(Chickpeas Dip)

In Arabic language the word “Hummus” is used to describe the dish or just chickpeas by themselves. The full name of the dish is ‘chickpeas with tahini’. Hummus is the most popular dip throughout the Middle Eastern world, but its origins are unknown and highly debated throughout the Middle East.

Hummus contains large amounts of the nutrients iron, vitamin c, and is a good source of protein and dietary fiber, and depending upon the recipe, it contains various amounts of monounsaturated fat. The Hummus with pita bread provide all essential amino acids to our bodies.

Hummus can be eaten in many ways throughtout the middle east.  It can be garnished with parsley, paprika, cumin (in Egypt), pine nuts (in Palestinian), tomatoes, cucumber, pickled turnips (in Lebanon), thinly-sliced onions, or with whole chickpeas over the top before drizzling with olive oil. Hummus is best eaten with warm pita bread, on fresh bagel, or with crackers.


  • 8-oz. can chick peas (reserve a few for garnish)
  • 2 garlic cloves (chopped)
  • 6 tbsp lemon juice
  • 3 tbsp olive oil, plus extra to serve
  • 4 tbsp tahini paste (sesame paste)
  • 1 tsp. ground cumin
  • salt and black pepper to taste
  • 1 black olive, chopped parsley, and paprika to garnish


  • Place the chick peas into a strainer, and drain the liquid.
  • Mix together tahini paste, garlic, and lemon juice. Set aside.
  • Blend the chick peas to a smooth puree.
  • Then, add the tahini paste mix to the chick peas.
  • Blend until smooth.
  • With the machine running, gradually add the olive oil through the lid.
  • Add the ground cumin, salt and pepper to taste.
  • Blend to mix, and scrape the hummus into a bowl.
  • Drizzle over some olive oil.
  • Garnish with reserved chickpeas, black olive, chopped parsley, and paprika.


Baba Ganoosh

(Aubergine, Baba Ganoosh or Eggplant Dip).

Aubergines with sesame paste dip is very popular in the Middle East. This dip is also served as a salad and eaten with crackers or pita bread. 


  • 1 large eggplant
  • 2 cloves garlic (crushed)
  • 3 tbsp. tahini (sesame paste)
  • 1 lemon juice
  • 2 tbsp. parsley chopped
  • salt and pepper to taste
  • chopped parsley and paprika to garnish

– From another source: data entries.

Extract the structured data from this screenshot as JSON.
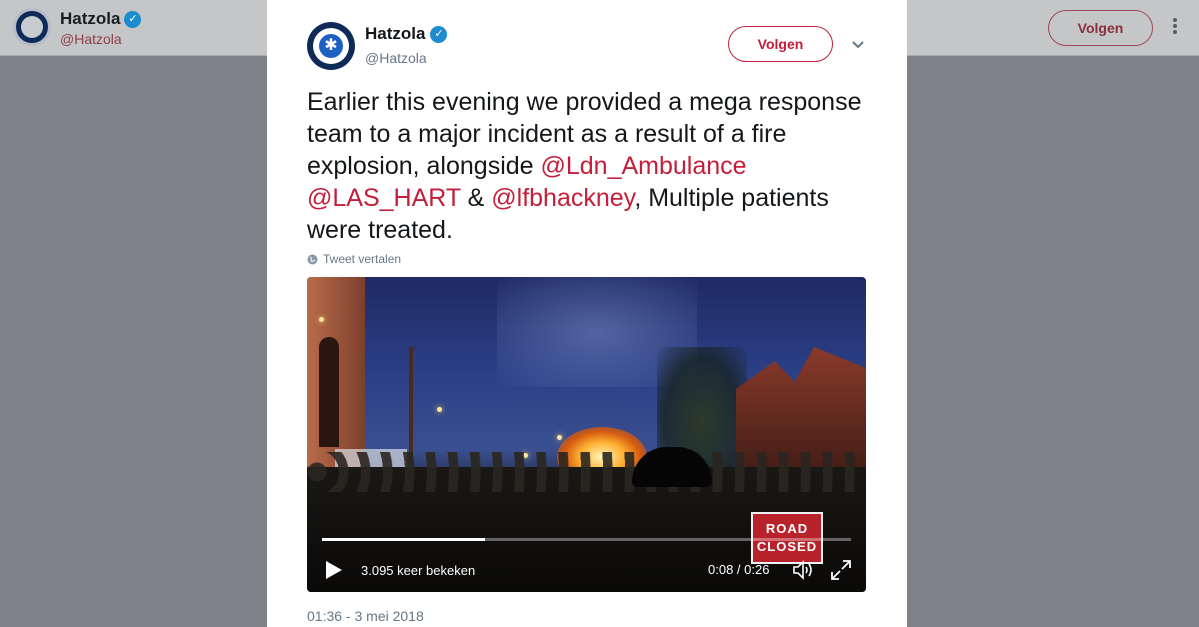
{
  "background_header": {
    "name": "Hatzola",
    "handle": "@Hatzola",
    "follow_label": "Volgen"
  },
  "tweet": {
    "author_name": "Hatzola",
    "author_handle": "@Hatzola",
    "verified": true,
    "follow_label": "Volgen",
    "text_parts": {
      "p1": "Earlier this evening we provided a mega response team to a major incident as a result of a fire explosion, alongside ",
      "m1": "@Ldn_Ambulance",
      "sp1": " ",
      "m2": "@LAS_HART",
      "p2": " & ",
      "m3": "@lfbhackney",
      "p3": ", Multiple patients were treated."
    },
    "translate_label": "Tweet vertalen",
    "timestamp": "01:36 - 3 mei 2018"
  },
  "video": {
    "views": "3.095 keer bekeken",
    "time": "0:08 / 0:26",
    "progress_fraction": 0.308,
    "sign_text_line1": "ROAD",
    "sign_text_line2": "CLOSED"
  },
  "colors": {
    "accent": "#c41e3a",
    "verified_badge": "#1d8ccf",
    "secondary_text": "#657786"
  },
  "icons": {
    "verified": "verified-badge-icon",
    "caret": "chevron-down-icon",
    "globe": "globe-icon",
    "play": "play-icon",
    "volume": "volume-icon",
    "fullscreen": "fullscreen-icon",
    "more": "more-vertical-icon"
  }
}
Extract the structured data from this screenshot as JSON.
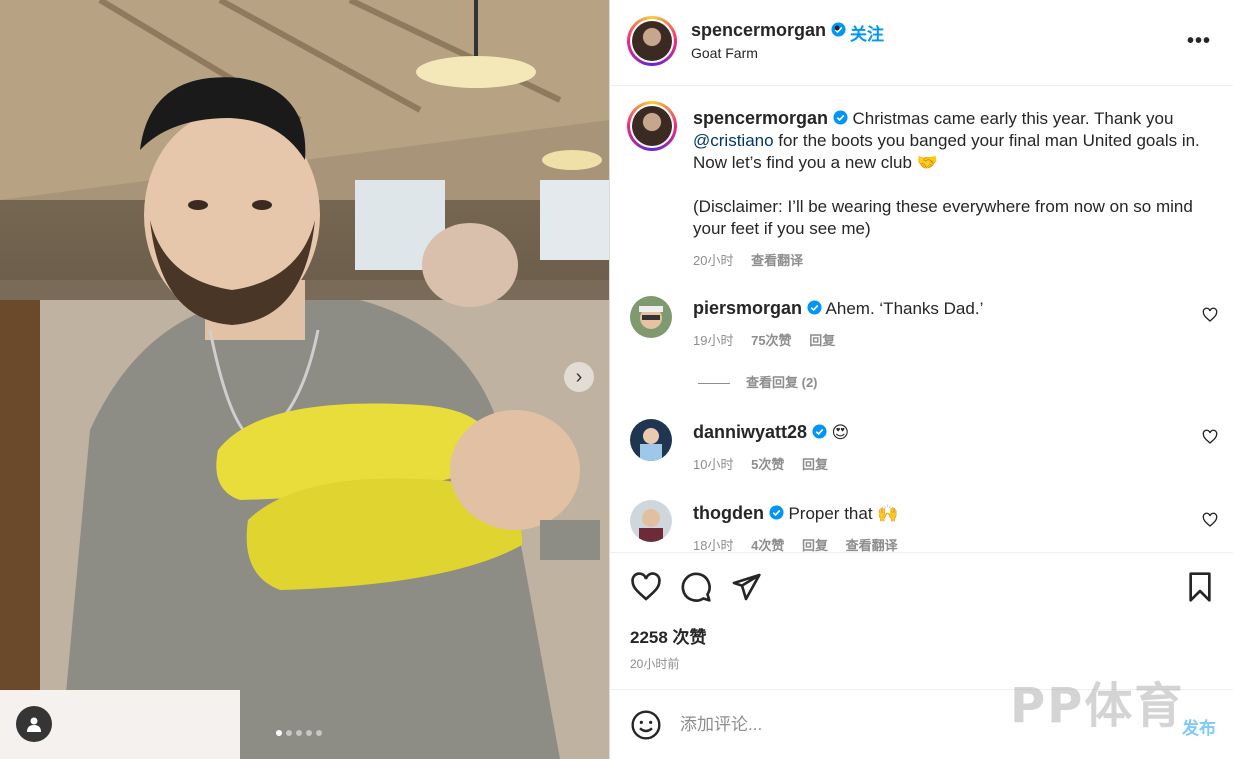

  • Prick eggplant all over with a fork.
  • Bake 30 minutes at 350 degrees, or until soft.
  • When ready to handle, peel the skin off.
  • Place the eggplant in the blender and add garlic, lemon juice, and parsley.
  • Blend until coarsely chopped.
  • Then add the tahini paste gradually, and beating all the time.
  • Add salt and pepper to taste.
  • Blend until all the ingredients to form a smooth paste.
  • This mixture should be quite sour.
  • Chill in the refrigerator until served.
  • Garnish with parsley and paprika, and serve with pita bread.